The IbeA invasin of adherent-invasive Escherichia coli mediates interaction with intestinal epithelia and macrophages.


PMID 25712929

Abstract

Adherent-invasive Escherichia coli (AIEC) pathogroup isolates are a group of isolates from the intestinal mucosa of Crohn's disease patients that can invade intestinal epithelial cells (IECs) or macrophages and survive and/or replicate within. We have identified the ibeA gene in the genome of AIEC strain NRG857c and report the contribution of IbeA to the interaction of AIEC with IECs and macrophages and colonization of the mouse intestine. An ibeA deletion mutant strain (NRG857cΔibeA) was constructed, and the in vitro effect on AIEC adhesion and invasion of nonpolarized and polarized Caco-2 cells, the adhesion and transcytosis of M-like cells, the intracellular survival in THP-1 macrophages, and the contribution to intestinal colonization of the CD-1 murine model of infection were evaluated.
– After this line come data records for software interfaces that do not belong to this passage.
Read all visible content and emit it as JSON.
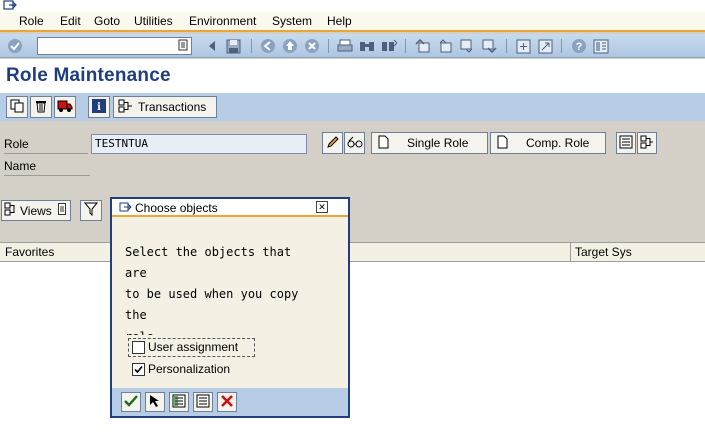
{
  "menu": [
    "Role",
    "Edit",
    "Goto",
    "Utilities",
    "Environment",
    "System",
    "Help"
  ],
  "command_field": {
    "value": ""
  },
  "page_title": "Role Maintenance",
  "app_toolbar": {
    "transactions_label": "Transactions"
  },
  "form": {
    "role_label": "Role",
    "role_value": "TESTNTUA",
    "name_label": "Name",
    "single_role_label": "Single Role",
    "comp_role_label": "Comp. Role"
  },
  "lower_toolbar": {
    "views_label": "Views"
  },
  "table": {
    "columns": [
      "Favorites",
      "Target Sys"
    ],
    "rows": []
  },
  "popup": {
    "title": "Choose objects",
    "message_lines": [
      "Select the objects that",
      "are",
      "to be used when you copy",
      "the",
      "role"
    ],
    "options": [
      {
        "label": "User assignment",
        "checked": false
      },
      {
        "label": "Personalization",
        "checked": true
      }
    ]
  },
  "colors": {
    "title_blue": "#1f3e7c",
    "toolbar_blue": "#b7cde6",
    "accent_orange": "#e8a736",
    "input_bg": "#e8eef7"
  },
  "icons": {
    "standard_toolbar": [
      "enter-icon",
      "save-icon",
      "back-icon",
      "exit-icon",
      "cancel-icon",
      "print-icon",
      "find-icon",
      "find-next-icon",
      "first-page-icon",
      "previous-page-icon",
      "next-page-icon",
      "last-page-icon",
      "create-session-icon",
      "shortcut-icon",
      "help-icon",
      "layout-menu-icon"
    ],
    "app_toolbar": [
      "copy-icon",
      "delete-icon",
      "transport-icon",
      "info-icon",
      "transactions-icon"
    ],
    "popup_footer": [
      "confirm-icon",
      "select-all-icon",
      "select-block-icon",
      "deselect-all-icon",
      "cancel-icon"
    ]
  }
}
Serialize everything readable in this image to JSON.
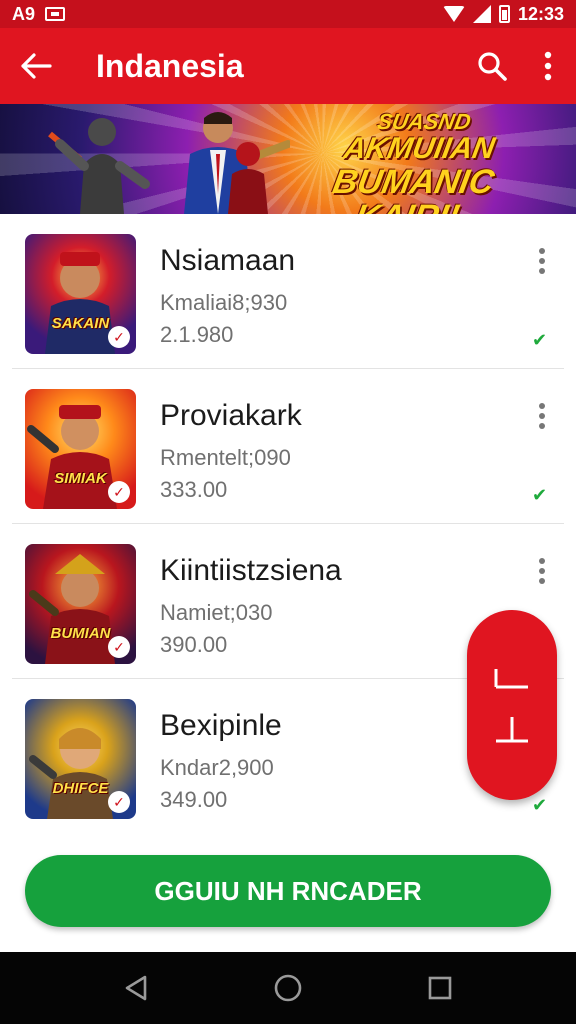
{
  "status_bar": {
    "left_text": "A9",
    "time": "12:33",
    "icons": [
      "notification-box-icon",
      "wifi-icon",
      "signal-icon",
      "battery-icon"
    ]
  },
  "app_bar": {
    "title": "Indanesia",
    "icons": [
      "back-arrow-icon",
      "search-icon",
      "more-vert-icon"
    ]
  },
  "banner": {
    "lines": [
      "SUASND",
      "AKMUIIAN",
      "BUMANIC KAIRI!"
    ]
  },
  "list": {
    "items": [
      {
        "name": "Nsiamaan",
        "subtitle": "Kmaliai8;930",
        "price": "2.1.980",
        "thumb_label": "SAKAIN",
        "thumb_colors": [
          "#3a1a7a",
          "#d31d2a"
        ]
      },
      {
        "name": "Proviakark",
        "subtitle": "Rmentelt;090",
        "price": "333.00",
        "thumb_label": "SIMIAK",
        "thumb_colors": [
          "#ff8a1a",
          "#d61a1a"
        ]
      },
      {
        "name": "Kiintiistzsiena",
        "subtitle": "Namiet;030",
        "price": "390.00",
        "thumb_label": "BUMIAN",
        "thumb_colors": [
          "#2c1240",
          "#b9161e"
        ]
      },
      {
        "name": "Bexipinle",
        "subtitle": "Kndar2,900",
        "price": "349.00",
        "thumb_label": "DHIFCE",
        "thumb_colors": [
          "#1e3a8a",
          "#d9a21b"
        ]
      }
    ]
  },
  "fab": {
    "icon": "bracket-icon"
  },
  "primary_button": {
    "label": "GGUIU NH RNCADER"
  },
  "nav_bar": {
    "icons": [
      "back-triangle-icon",
      "home-circle-icon",
      "recents-square-icon"
    ]
  },
  "colors": {
    "status_bar": "#c5101c",
    "app_bar": "#e01520",
    "primary_button": "#16a13d",
    "nav_bar": "#050505",
    "check": "#1faa3c"
  }
}
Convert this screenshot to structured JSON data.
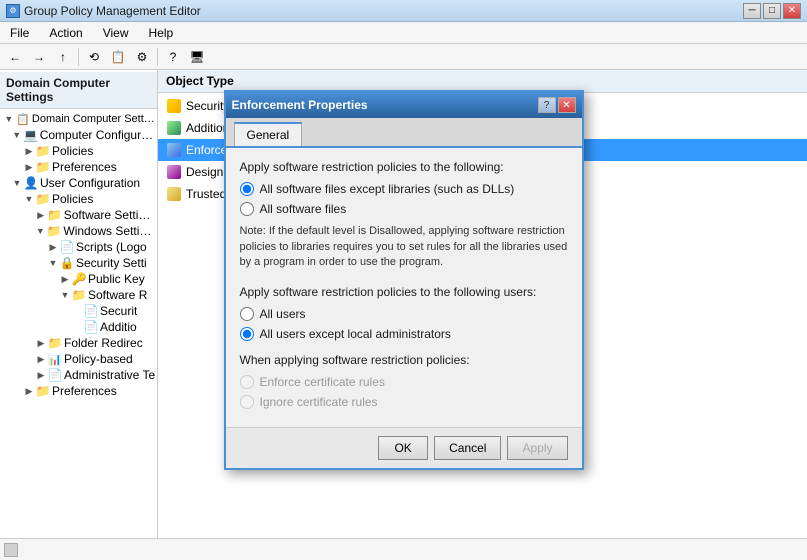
{
  "window": {
    "title": "Group Policy Management Editor",
    "icon": "⚙"
  },
  "titlebar": {
    "controls": [
      "─",
      "□",
      "✕"
    ]
  },
  "menubar": {
    "items": [
      "File",
      "Action",
      "View",
      "Help"
    ]
  },
  "toolbar": {
    "buttons": [
      "←",
      "→",
      "↑",
      "⟲",
      "📋",
      "⚙",
      "?",
      "🖥"
    ]
  },
  "sidebar": {
    "header": "Domain Computer Settings",
    "tree": [
      {
        "level": 0,
        "expand": "▼",
        "icon": "📋",
        "label": "Domain Computer Settings",
        "type": "policy"
      },
      {
        "level": 1,
        "expand": "▼",
        "icon": "💻",
        "label": "Computer Configuratio",
        "type": "computer"
      },
      {
        "level": 2,
        "expand": "▶",
        "icon": "📁",
        "label": "Policies",
        "type": "folder"
      },
      {
        "level": 2,
        "expand": "▶",
        "icon": "📁",
        "label": "Preferences",
        "type": "folder"
      },
      {
        "level": 1,
        "expand": "▼",
        "icon": "👤",
        "label": "User Configuration",
        "type": "user"
      },
      {
        "level": 2,
        "expand": "▼",
        "icon": "📁",
        "label": "Policies",
        "type": "folder"
      },
      {
        "level": 3,
        "expand": "▶",
        "icon": "📁",
        "label": "Software Settings",
        "type": "folder"
      },
      {
        "level": 3,
        "expand": "▼",
        "icon": "📁",
        "label": "Windows Settings",
        "type": "folder"
      },
      {
        "level": 4,
        "expand": "▶",
        "icon": "📄",
        "label": "Scripts (Logo",
        "type": "script"
      },
      {
        "level": 4,
        "expand": "▼",
        "icon": "🔒",
        "label": "Security Setti",
        "type": "security"
      },
      {
        "level": 5,
        "expand": "▶",
        "icon": "🔑",
        "label": "Public Key",
        "type": "key"
      },
      {
        "level": 5,
        "expand": "▼",
        "icon": "📁",
        "label": "Software R",
        "type": "folder"
      },
      {
        "level": 6,
        "expand": " ",
        "icon": "📄",
        "label": "Securit",
        "type": "item"
      },
      {
        "level": 6,
        "expand": " ",
        "icon": "📄",
        "label": "Additio",
        "type": "item"
      },
      {
        "level": 3,
        "expand": "▶",
        "icon": "📁",
        "label": "Folder Redirec",
        "type": "folder"
      },
      {
        "level": 3,
        "expand": "▶",
        "icon": "📊",
        "label": "Policy-based",
        "type": "chart"
      },
      {
        "level": 3,
        "expand": "▶",
        "icon": "📄",
        "label": "Administrative Te",
        "type": "admin"
      },
      {
        "level": 2,
        "expand": "▶",
        "icon": "📁",
        "label": "Preferences",
        "type": "folder"
      }
    ]
  },
  "rightPanel": {
    "header": "Object Type",
    "items": [
      {
        "label": "Security Levels",
        "icon": "security"
      },
      {
        "label": "Additional Rules",
        "icon": "rules"
      },
      {
        "label": "Enforcement",
        "icon": "enforcement",
        "selected": true
      },
      {
        "label": "Designated File Types",
        "icon": "file-types"
      },
      {
        "label": "Trusted Publishers",
        "icon": "trusted"
      }
    ]
  },
  "modal": {
    "title": "Enforcement Properties",
    "helpBtn": "?",
    "closeBtn": "✕",
    "tabs": [
      "General"
    ],
    "activeTab": "General",
    "section1": {
      "label": "Apply software restriction policies to the following:",
      "options": [
        {
          "id": "opt1",
          "label": "All software files except libraries (such as DLLs)",
          "checked": true
        },
        {
          "id": "opt2",
          "label": "All software files",
          "checked": false
        }
      ],
      "note": "Note:  If the default level is Disallowed, applying software restriction policies to libraries requires you to set rules for all the libraries used by a program in order to use the program."
    },
    "section2": {
      "label": "Apply software restriction policies to the following users:",
      "options": [
        {
          "id": "opt3",
          "label": "All users",
          "checked": false
        },
        {
          "id": "opt4",
          "label": "All users except local administrators",
          "checked": true
        }
      ]
    },
    "section3": {
      "label": "When applying software restriction policies:",
      "options": [
        {
          "id": "opt5",
          "label": "Enforce certificate rules",
          "checked": false,
          "disabled": true
        },
        {
          "id": "opt6",
          "label": "Ignore certificate rules",
          "checked": false,
          "disabled": true
        }
      ]
    },
    "footer": {
      "ok": "OK",
      "cancel": "Cancel",
      "apply": "Apply"
    }
  },
  "statusBar": {
    "text": ""
  }
}
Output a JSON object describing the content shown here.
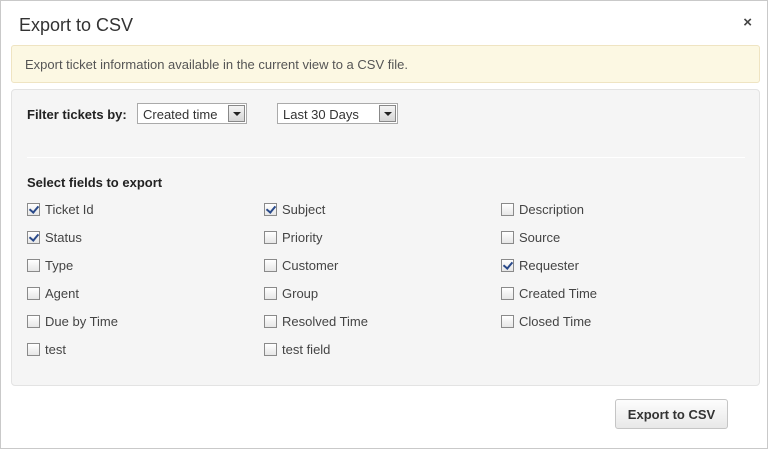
{
  "dialog": {
    "title": "Export to CSV",
    "close_glyph": "×"
  },
  "notice": {
    "text": "Export ticket information available in the current view to a CSV file."
  },
  "filter": {
    "label": "Filter tickets by:",
    "field_select": "Created time",
    "range_select": "Last 30 Days"
  },
  "fields_section": {
    "title": "Select fields to export",
    "fields": [
      {
        "label": "Ticket Id",
        "checked": true
      },
      {
        "label": "Subject",
        "checked": true
      },
      {
        "label": "Description",
        "checked": false
      },
      {
        "label": "Status",
        "checked": true
      },
      {
        "label": "Priority",
        "checked": false
      },
      {
        "label": "Source",
        "checked": false
      },
      {
        "label": "Type",
        "checked": false
      },
      {
        "label": "Customer",
        "checked": false
      },
      {
        "label": "Requester",
        "checked": true
      },
      {
        "label": "Agent",
        "checked": false
      },
      {
        "label": "Group",
        "checked": false
      },
      {
        "label": "Created Time",
        "checked": false
      },
      {
        "label": "Due by Time",
        "checked": false
      },
      {
        "label": "Resolved Time",
        "checked": false
      },
      {
        "label": "Closed Time",
        "checked": false
      },
      {
        "label": "test",
        "checked": false
      },
      {
        "label": "test field",
        "checked": false
      }
    ]
  },
  "footer": {
    "export_button": "Export to CSV"
  }
}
A significant reduction in invasion was observed with the ibeA mutant in Caco-2 and M-like cells, whereas adhesion was not affected. Complementation of the mutant reestablished Caco-2 invasive phenotype to wild-type levels. Reduction in invasion did not significantly affect transcytosis through M-like cells at early time points. The absence of ibeA significantly affected AIEC intramacrophage survival up to 24 h postinfection. No significant changes associated with IbeA were found in AIEC colonization across the murine gastrointestinal tract, but a slight reduction of gamma interferon was observed in the ceca of mice infected with the ibeA mutant. In addition, a decrease in the pathology scores was observed in the ilea and ceca of mice infected with the ibeA mutant. Our data support the function of IbeA in the AIEC invasion process, macrophage survival, and inflammatory response in the murine intestine.